In response to the state’s ongoing teacher shortage, new laws intended to cut red tape for teachers and offer more teaching opportunities for military spouses, were recently signed into law.
Senate Bill 1829 seeks to increase the number of eligible childcare professionals without lowering certification standards, while Senate Bill 3536 makes it easier for willing educators to expand their skills. Gateways Level 5 teachers in a community-based PFA program will now be able to earn a PEL through an alternative licensure program while staying at their current jobs.
Additionally, Senate Bill 2658 extends the validity of a Professional Educator License, with stipulations, from two years to three years for service members and their spouses. The measure has the dual benefit of making it easier for military spouses to secure work as an educator in Illinois, while also helping address the state’s ongoing teacher shortage.
House Bill 4742 allows school districts experiencing severe teacher shortages to contract with a third-party recruiting firm to supplement their substitute teaching search, empowering local school districts to address their teacher shortage, while also protecting existing school staff.
House Bill 5196 will decrease the fees teacher’s aides must pay to become licensed from $50 to $25, removing financial obstacles that have prevented individuals from maintaining and obtaining employment in Illinois.
Seventy-eight percent of the districts surveyed as part of a 2017 Teacher Shortage Survey by the Illinois Association of Regional Superintendents of Schools identified either a minor or serious problem with teacher shortages.
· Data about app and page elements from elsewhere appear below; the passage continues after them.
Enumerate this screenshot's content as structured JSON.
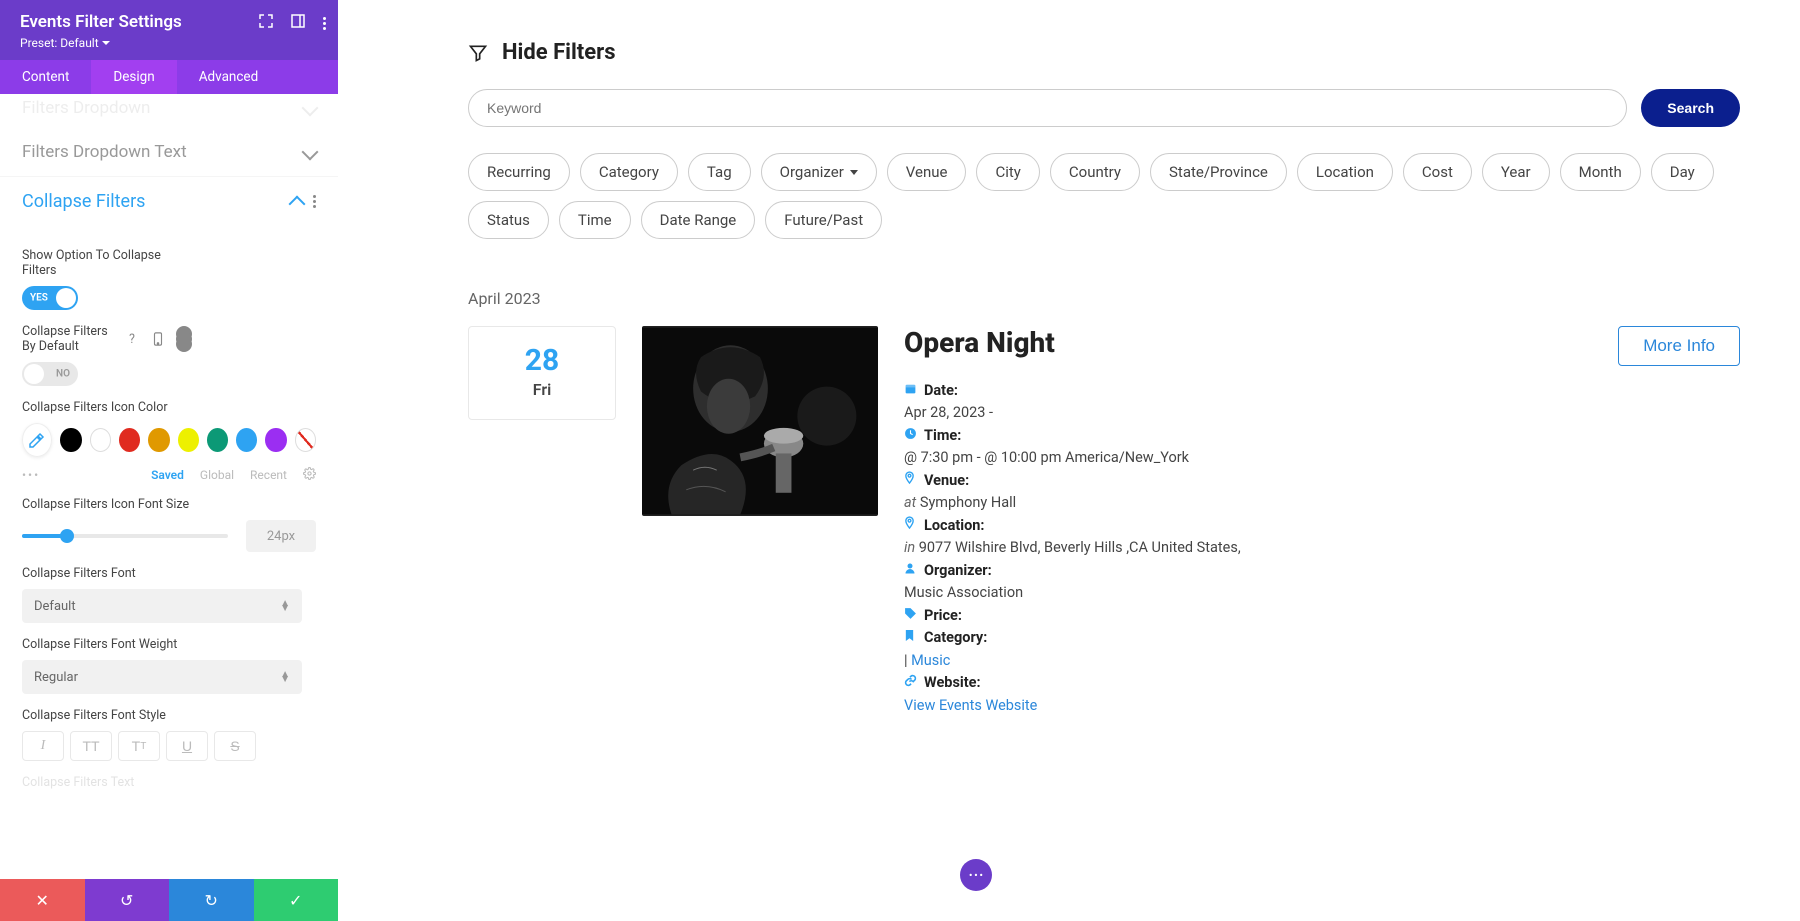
{
  "sidebar": {
    "title": "Events Filter Settings",
    "preset": "Preset: Default",
    "tabs": {
      "content": "Content",
      "design": "Design",
      "advanced": "Advanced"
    },
    "sections": {
      "filters_dropdown": "Filters Dropdown",
      "filters_dropdown_text": "Filters Dropdown Text",
      "collapse_filters": "Collapse Filters"
    },
    "opts": {
      "show_option": "Show Option To Collapse Filters",
      "yes": "YES",
      "collapse_default": "Collapse Filters By Default",
      "no": "NO",
      "icon_color": "Collapse Filters Icon Color",
      "saved": "Saved",
      "global": "Global",
      "recent": "Recent",
      "icon_font_size": "Collapse Filters Icon Font Size",
      "icon_font_size_val": "24px",
      "font": "Collapse Filters Font",
      "font_val": "Default",
      "font_weight": "Collapse Filters Font Weight",
      "font_weight_val": "Regular",
      "font_style": "Collapse Filters Font Style",
      "next_cut": "Collapse Filters Text"
    }
  },
  "main": {
    "hide_filters": "Hide Filters",
    "keyword_placeholder": "Keyword",
    "search": "Search",
    "pills": [
      "Recurring",
      "Category",
      "Tag",
      "Organizer",
      "Venue",
      "City",
      "Country",
      "State/Province",
      "Location",
      "Cost",
      "Year",
      "Month",
      "Day",
      "Status",
      "Time",
      "Date Range",
      "Future/Past"
    ],
    "month": "April 2023",
    "date_num": "28",
    "date_day": "Fri",
    "event_title": "Opera Night",
    "more_info": "More Info",
    "labels": {
      "date": "Date:",
      "time": "Time:",
      "venue": "Venue:",
      "location": "Location:",
      "organizer": "Organizer:",
      "price": "Price:",
      "category": "Category:",
      "website": "Website:"
    },
    "vals": {
      "date": "Apr 28, 2023 -",
      "time": "@ 7:30 pm - @ 10:00 pm America/New_York",
      "venue_pre": "at ",
      "venue": "Symphony Hall",
      "loc_pre": "in ",
      "loc": "9077 Wilshire Blvd, Beverly Hills ,CA United States,",
      "organizer": "Music Association",
      "cat_pre": "| ",
      "cat": "Music",
      "website": "View Events Website"
    }
  }
}
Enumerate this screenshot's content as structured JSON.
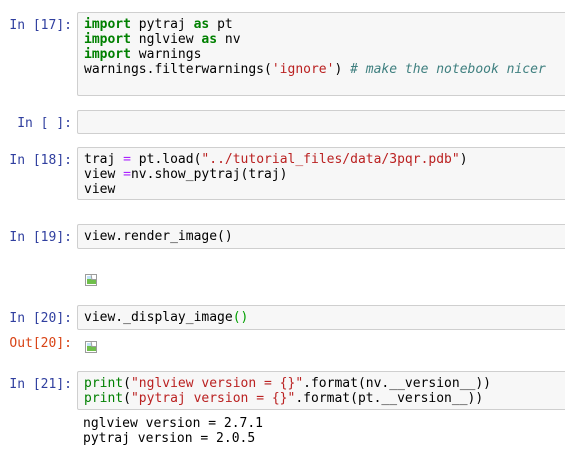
{
  "cells": [
    {
      "prompt": "In [17]:",
      "lines": [
        [
          {
            "t": "import",
            "c": "kw"
          },
          {
            "t": " pytraj "
          },
          {
            "t": "as",
            "c": "kw"
          },
          {
            "t": " pt"
          }
        ],
        [
          {
            "t": "import",
            "c": "kw"
          },
          {
            "t": " nglview "
          },
          {
            "t": "as",
            "c": "kw"
          },
          {
            "t": " nv"
          }
        ],
        [
          {
            "t": "import",
            "c": "kw"
          },
          {
            "t": " warnings"
          }
        ],
        [
          {
            "t": "warnings.filterwarnings("
          },
          {
            "t": "'ignore'",
            "c": "str"
          },
          {
            "t": ") "
          },
          {
            "t": "# make the notebook nicer",
            "c": "cmt"
          }
        ]
      ]
    },
    {
      "prompt": "In [ ]:",
      "lines": []
    },
    {
      "prompt": "In [18]:",
      "lines": [
        [
          {
            "t": "traj "
          },
          {
            "t": "=",
            "c": "op"
          },
          {
            "t": " pt.load("
          },
          {
            "t": "\"../tutorial_files/data/3pqr.pdb\"",
            "c": "str"
          },
          {
            "t": ")"
          }
        ],
        [
          {
            "t": "view "
          },
          {
            "t": "=",
            "c": "op"
          },
          {
            "t": "nv.show_pytraj(traj)"
          }
        ],
        [
          {
            "t": "view"
          }
        ]
      ]
    },
    {
      "prompt": "In [19]:",
      "lines": [
        [
          {
            "t": "view.render_image()"
          }
        ]
      ]
    },
    {
      "prompt": "In [20]:",
      "out_prompt": "Out[20]:",
      "lines": [
        [
          {
            "t": "view._display_image"
          },
          {
            "t": "()",
            "c": "paren-hl"
          }
        ]
      ]
    },
    {
      "prompt": "In [21]:",
      "lines": [
        [
          {
            "t": "print",
            "c": "fn"
          },
          {
            "t": "("
          },
          {
            "t": "\"nglview version = {}\"",
            "c": "str"
          },
          {
            "t": ".format(nv.__version__))"
          }
        ],
        [
          {
            "t": "print",
            "c": "fn"
          },
          {
            "t": "("
          },
          {
            "t": "\"pytraj version = {}\"",
            "c": "str"
          },
          {
            "t": ".format(pt.__version__))"
          }
        ]
      ],
      "output": [
        "nglview version = 2.7.1",
        "pytraj version = 2.0.5"
      ]
    }
  ],
  "images": {
    "broken_image_icon": "broken-image-icon"
  }
}
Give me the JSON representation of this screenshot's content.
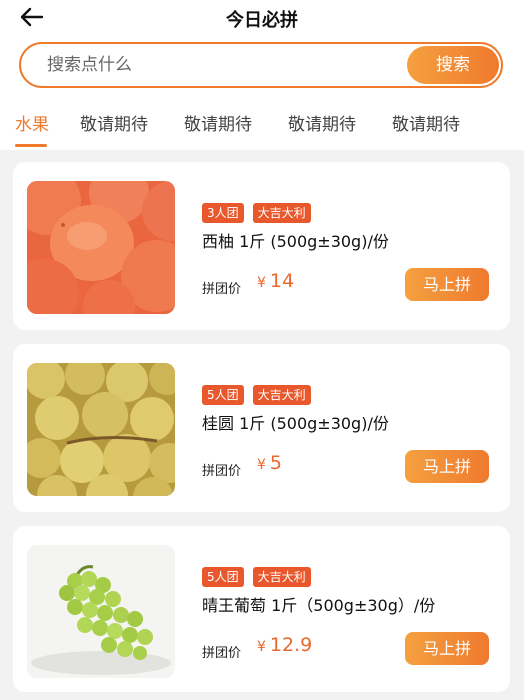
{
  "header": {
    "title": "今日必拼"
  },
  "search": {
    "placeholder": "搜索点什么",
    "button_label": "搜索"
  },
  "tabs": [
    {
      "label": "水果",
      "active": true
    },
    {
      "label": "敬请期待",
      "active": false
    },
    {
      "label": "敬请期待",
      "active": false
    },
    {
      "label": "敬请期待",
      "active": false
    },
    {
      "label": "敬请期待",
      "active": false
    }
  ],
  "products": [
    {
      "badges": [
        "3人团",
        "大吉大利"
      ],
      "name": "西柚 1斤 (500g±30g)/份",
      "price_label": "拼团价",
      "currency": "¥",
      "price": "14",
      "button_label": "马上拼",
      "image": "grapefruit"
    },
    {
      "badges": [
        "5人团",
        "大吉大利"
      ],
      "name": "桂圆 1斤 (500g±30g)/份",
      "price_label": "拼团价",
      "currency": "¥",
      "price": "5",
      "button_label": "马上拼",
      "image": "longan"
    },
    {
      "badges": [
        "5人团",
        "大吉大利"
      ],
      "name": "晴王葡萄 1斤（500g±30g）/份",
      "price_label": "拼团价",
      "currency": "¥",
      "price": "12.9",
      "button_label": "马上拼",
      "image": "grapes"
    }
  ],
  "colors": {
    "accent": "#f07a2c",
    "badge": "#e9582c",
    "price": "#e9682c"
  }
}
More than half indicated a serious problem with substitute teacher shortages.
The new laws are a product of consultation and discussion between the Illinois Early Learning Council, the Illinois State Board of Education, the Governor’s Cabinet on Children and Youth, and a broad array of education experts and stakeholders.